- **EXERCISE BRIEF**:
Among the entries below, how many lines contain the string "brutto"? Only the number is wanted.
=======
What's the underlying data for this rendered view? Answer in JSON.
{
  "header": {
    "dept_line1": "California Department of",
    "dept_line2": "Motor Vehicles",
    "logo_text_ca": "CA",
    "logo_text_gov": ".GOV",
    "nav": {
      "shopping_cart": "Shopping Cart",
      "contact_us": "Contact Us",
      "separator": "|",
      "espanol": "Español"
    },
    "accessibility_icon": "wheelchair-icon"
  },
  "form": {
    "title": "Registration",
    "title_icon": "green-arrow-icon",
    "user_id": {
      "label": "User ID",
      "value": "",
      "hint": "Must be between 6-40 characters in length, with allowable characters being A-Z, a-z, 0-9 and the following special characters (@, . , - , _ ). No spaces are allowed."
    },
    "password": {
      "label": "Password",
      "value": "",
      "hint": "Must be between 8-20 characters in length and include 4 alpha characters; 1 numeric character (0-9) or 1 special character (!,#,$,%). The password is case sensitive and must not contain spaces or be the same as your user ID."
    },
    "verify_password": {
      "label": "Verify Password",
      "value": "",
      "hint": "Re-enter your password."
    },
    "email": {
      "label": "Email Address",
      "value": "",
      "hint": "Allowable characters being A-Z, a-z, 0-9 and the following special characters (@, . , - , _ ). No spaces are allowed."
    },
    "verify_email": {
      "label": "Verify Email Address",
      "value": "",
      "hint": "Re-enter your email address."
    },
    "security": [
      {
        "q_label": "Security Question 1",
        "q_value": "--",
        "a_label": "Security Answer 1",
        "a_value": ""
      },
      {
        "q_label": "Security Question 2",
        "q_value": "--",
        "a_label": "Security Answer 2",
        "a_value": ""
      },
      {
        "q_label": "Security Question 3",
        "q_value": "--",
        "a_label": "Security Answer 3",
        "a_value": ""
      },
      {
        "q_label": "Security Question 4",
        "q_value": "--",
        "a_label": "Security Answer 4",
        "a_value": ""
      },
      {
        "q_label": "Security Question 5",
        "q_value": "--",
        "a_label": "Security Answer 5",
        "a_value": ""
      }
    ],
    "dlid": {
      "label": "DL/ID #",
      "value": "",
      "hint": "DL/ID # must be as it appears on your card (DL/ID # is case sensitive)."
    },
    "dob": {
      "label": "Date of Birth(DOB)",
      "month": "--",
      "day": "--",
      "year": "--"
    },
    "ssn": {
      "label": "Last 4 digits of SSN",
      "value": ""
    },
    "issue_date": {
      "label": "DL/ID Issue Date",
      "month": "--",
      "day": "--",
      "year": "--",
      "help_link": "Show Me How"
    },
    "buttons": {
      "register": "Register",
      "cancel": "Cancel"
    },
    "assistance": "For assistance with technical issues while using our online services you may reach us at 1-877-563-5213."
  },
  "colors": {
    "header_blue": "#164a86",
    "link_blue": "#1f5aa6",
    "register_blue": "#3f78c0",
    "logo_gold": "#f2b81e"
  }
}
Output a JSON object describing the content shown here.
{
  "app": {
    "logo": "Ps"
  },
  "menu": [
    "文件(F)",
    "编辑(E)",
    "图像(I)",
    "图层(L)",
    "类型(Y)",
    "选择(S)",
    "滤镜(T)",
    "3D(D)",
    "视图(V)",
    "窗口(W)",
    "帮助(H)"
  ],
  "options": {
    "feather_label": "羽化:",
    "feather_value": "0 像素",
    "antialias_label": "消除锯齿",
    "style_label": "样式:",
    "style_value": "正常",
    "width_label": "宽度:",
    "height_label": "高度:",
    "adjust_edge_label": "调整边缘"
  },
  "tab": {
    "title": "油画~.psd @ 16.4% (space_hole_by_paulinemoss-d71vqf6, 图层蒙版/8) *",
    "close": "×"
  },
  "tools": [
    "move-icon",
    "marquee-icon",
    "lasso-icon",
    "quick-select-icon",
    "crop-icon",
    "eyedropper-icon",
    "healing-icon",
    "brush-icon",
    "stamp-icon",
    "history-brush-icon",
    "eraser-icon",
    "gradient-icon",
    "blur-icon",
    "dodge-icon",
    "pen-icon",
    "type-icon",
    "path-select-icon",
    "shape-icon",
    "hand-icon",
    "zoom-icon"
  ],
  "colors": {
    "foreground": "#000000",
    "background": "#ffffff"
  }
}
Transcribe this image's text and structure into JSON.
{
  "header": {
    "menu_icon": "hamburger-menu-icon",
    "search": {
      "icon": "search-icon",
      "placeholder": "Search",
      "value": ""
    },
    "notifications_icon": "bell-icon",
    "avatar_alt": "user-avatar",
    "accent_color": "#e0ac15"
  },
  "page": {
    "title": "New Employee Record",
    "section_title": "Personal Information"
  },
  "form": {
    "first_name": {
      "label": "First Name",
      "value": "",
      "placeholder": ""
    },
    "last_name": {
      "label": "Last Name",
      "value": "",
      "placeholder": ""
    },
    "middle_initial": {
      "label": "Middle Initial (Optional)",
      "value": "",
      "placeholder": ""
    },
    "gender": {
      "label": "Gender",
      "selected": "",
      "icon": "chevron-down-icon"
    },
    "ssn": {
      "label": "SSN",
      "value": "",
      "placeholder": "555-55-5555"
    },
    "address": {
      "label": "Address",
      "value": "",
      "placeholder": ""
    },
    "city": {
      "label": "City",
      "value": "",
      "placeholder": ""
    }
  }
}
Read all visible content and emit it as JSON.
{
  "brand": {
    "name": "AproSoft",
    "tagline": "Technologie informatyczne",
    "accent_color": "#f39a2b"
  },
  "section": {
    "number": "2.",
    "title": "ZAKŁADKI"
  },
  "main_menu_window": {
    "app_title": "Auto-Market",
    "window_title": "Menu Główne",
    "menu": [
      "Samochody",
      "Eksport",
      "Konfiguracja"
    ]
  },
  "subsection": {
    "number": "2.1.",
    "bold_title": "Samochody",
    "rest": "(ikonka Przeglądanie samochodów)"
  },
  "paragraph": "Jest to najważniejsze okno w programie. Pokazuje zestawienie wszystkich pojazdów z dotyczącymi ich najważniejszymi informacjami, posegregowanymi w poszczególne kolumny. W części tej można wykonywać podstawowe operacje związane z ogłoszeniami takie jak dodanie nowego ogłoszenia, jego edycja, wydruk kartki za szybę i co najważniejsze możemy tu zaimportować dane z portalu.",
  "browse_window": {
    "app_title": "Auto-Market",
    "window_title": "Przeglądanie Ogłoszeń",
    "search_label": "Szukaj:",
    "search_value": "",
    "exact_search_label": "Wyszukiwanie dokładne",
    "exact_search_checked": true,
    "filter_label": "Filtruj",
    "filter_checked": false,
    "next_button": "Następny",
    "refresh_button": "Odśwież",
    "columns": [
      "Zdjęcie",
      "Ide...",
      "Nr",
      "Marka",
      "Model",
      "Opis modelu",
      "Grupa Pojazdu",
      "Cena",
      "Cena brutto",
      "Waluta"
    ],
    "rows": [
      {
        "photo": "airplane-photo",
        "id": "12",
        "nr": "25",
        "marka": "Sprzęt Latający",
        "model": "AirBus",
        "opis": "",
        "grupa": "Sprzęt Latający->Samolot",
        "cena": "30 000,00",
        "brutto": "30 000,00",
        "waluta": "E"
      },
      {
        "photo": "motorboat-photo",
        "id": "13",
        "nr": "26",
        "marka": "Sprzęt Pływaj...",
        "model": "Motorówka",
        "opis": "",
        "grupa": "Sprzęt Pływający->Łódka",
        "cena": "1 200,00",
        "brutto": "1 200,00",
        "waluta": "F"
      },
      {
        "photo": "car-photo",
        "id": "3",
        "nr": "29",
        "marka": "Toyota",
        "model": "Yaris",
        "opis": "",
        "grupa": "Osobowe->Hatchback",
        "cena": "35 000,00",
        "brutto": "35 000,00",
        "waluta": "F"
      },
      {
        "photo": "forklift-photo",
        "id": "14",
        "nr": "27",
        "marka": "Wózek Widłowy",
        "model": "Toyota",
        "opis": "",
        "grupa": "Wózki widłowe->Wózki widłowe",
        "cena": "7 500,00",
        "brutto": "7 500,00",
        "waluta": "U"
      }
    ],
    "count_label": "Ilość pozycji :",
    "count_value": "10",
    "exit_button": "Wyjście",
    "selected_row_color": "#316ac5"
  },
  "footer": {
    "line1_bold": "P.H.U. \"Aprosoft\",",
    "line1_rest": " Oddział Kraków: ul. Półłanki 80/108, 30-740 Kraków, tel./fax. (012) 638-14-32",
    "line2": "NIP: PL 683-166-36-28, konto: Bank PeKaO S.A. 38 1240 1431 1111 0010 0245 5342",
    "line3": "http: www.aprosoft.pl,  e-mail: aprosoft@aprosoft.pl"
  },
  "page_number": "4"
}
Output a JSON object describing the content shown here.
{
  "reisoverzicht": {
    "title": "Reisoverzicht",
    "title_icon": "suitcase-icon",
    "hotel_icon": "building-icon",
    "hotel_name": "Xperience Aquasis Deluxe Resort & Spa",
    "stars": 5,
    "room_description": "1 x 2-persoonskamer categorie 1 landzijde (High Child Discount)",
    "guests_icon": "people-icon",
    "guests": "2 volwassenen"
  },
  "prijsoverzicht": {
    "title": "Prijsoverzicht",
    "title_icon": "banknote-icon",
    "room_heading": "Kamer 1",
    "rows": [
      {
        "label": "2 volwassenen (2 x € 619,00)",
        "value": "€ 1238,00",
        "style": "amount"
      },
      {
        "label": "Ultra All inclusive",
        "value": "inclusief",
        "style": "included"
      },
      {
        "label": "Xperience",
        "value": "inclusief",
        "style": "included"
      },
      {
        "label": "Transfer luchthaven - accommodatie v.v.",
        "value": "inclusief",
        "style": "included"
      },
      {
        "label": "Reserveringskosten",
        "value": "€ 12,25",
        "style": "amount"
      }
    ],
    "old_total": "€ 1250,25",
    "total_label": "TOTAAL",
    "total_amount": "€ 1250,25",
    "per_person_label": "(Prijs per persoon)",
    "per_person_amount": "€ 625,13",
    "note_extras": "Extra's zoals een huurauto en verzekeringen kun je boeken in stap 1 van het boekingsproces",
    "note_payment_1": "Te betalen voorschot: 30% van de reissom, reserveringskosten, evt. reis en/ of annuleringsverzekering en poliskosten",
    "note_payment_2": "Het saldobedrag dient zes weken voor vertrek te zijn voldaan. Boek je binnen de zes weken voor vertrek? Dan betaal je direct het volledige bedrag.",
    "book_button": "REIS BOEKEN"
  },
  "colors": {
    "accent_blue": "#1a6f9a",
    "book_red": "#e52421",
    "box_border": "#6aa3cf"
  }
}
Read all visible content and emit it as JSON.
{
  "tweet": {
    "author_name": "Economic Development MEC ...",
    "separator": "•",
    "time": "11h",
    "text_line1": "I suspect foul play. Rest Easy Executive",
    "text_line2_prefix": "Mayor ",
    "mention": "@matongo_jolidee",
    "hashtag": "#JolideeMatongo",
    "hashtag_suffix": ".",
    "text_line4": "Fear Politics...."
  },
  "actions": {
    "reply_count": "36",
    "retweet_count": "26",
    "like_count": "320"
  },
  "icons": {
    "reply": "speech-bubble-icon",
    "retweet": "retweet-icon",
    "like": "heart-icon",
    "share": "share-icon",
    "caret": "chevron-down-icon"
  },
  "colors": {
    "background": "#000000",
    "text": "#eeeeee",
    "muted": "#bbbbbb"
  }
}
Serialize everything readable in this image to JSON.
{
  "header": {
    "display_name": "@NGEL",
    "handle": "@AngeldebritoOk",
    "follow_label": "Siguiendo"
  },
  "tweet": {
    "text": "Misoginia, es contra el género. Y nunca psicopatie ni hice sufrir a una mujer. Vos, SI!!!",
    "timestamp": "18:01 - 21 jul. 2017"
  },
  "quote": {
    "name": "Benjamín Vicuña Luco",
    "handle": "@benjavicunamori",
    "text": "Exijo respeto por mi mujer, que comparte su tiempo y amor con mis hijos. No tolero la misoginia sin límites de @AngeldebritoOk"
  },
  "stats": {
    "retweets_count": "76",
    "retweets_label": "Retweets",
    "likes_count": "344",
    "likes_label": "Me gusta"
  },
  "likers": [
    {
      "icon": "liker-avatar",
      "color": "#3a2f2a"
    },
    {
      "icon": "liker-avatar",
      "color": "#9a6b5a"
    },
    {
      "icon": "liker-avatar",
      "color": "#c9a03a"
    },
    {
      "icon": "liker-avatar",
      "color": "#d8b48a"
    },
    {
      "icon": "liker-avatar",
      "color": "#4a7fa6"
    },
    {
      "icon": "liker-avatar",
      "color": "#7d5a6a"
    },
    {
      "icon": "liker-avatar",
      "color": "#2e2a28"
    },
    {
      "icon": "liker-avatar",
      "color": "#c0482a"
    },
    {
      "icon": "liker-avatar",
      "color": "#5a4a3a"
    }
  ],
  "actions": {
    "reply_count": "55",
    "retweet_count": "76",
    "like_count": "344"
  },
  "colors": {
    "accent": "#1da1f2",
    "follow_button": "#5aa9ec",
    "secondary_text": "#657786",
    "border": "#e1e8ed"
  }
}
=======
- **EXERCISE ANSWER**:
5